Source: The Chronicle of Higher Education
By Lawrence Biemiller
The Chronicle of Higher Education
January 28, 2005
For many University of Georgia students, comfort food is Chef Boyardee ravioli. The university's food service has experimented with upscale ravioli offerings, but students don't want fancy stuff -- they want Chef Boyardee. At lunch and dinner.
They also want cereal to be available all day. And they want chicken strips. Lots of chicken strips. The food service's cooking-school-trained chefs can put lemon-pepper orange roughy and cauliflower polonaise on the menu all they like, but what students can't get enough of are chicken strips.
And pizza, of course. The pizza station at the university's Snelling Dining Commons goes through a dozen cases of frozen pizza dough a day -- enough for 600 16-inch pizzas -- and stays busy till it closes at midnight. The pizza station, which the food service calls Giorgio's, offers traditional toppings, like pepperoni, mushrooms, and Italian sausage, but it also turns out chipotle chicken pizza, chicken fajita pizza, and even "McCheeseburger" pizza.
J. Michael Floyd, the food-services director, sees only good in students' tastes. Ravioli, pizza, and especially cereal are cheap to serve, and they help balance out the cost of chicken strips, which are more expensive. By giving students what they want, he's both keeping them happy and keeping average food costs low enough that he can splurge now and then on special events like the Five Star Dinner, which celebrates the many awards the food service has won. He can also afford to pay for Saturday-night "premium entrees," like steak or shellfish, at Oglethorpe Commons, the most cramped of the four main dining facilities. Built to serve a 500-bed dormitory, it now plates 3,300 meals a day.
At the other end of the dining-hall spectrum is the Village Summit, which opened last year to feed residents of a new 1,200-bed East Village residence-hall complex. The Village Summit is so spacious and appealing that it feels like it should be at a resort hotel. Besides the main entree line, it offers an omelet station, a pizza station, deli and grilled-sandwich stations, a salad bar, a smoothie bar, and a station that serves soup in hollowed-out rounds of bread. "Students want food expressly for them, cooked to order," says Mr. Floyd, but they also like being able to decide for themselves whether, say, the line for omelets is too long and they should get something else instead.
The dining halls offer vegetarian, vegan, and low-fat items at every meal, and Mr. Floyd notes that this year the food service is serving only Black Angus hamburger. The food service runs its own warehouse, which was recently expanded. It can now store up to 885 pallets of frozen food at a time, and 140 more pallets of refrigerated items. Samuel B. Phillips Jr., who runs the warehouse and does the food service's purchasing, buys $9-million worth of food a year.

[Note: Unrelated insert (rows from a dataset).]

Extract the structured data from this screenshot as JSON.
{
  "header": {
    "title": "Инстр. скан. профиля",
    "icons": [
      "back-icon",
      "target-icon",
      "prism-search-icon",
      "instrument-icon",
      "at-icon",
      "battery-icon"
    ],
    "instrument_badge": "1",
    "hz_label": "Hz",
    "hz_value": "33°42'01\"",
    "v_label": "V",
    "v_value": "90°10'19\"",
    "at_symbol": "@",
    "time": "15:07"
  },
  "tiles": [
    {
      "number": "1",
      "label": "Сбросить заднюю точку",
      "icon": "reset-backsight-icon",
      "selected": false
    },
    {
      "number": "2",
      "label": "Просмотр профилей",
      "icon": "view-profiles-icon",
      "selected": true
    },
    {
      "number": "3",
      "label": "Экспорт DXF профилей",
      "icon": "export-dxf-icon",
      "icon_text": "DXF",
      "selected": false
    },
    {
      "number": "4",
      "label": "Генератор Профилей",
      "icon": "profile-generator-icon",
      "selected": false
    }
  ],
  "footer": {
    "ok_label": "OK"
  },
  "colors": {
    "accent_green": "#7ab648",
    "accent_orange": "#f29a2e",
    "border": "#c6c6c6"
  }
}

"We've always done our own food service," says George E. Stafford, the university's associate vice president for auxiliary services. "We do it better. We've committed a lot of effort to it over the years." Mr. Floyd is proud to say that even though no one is required to sign a meal-plan contract, the number of contracts this year is 9 percent higher than the number of beds in university residence halls. Students pay $2,592 a year for a seven-day-a-week plan that allows them to stop by a dining hall any time they want, even if it's just to get a cookie and a soda.
The dining halls are open continuously from 7 a.m. until at least 7 p.m. Snelling, which stays open late, serves 1,800 meals a day between 8 p.m. and 10 p.m., and 400 more between 10 and midnight. "The dining commons," Mr. Floyd says, "are the true student centers."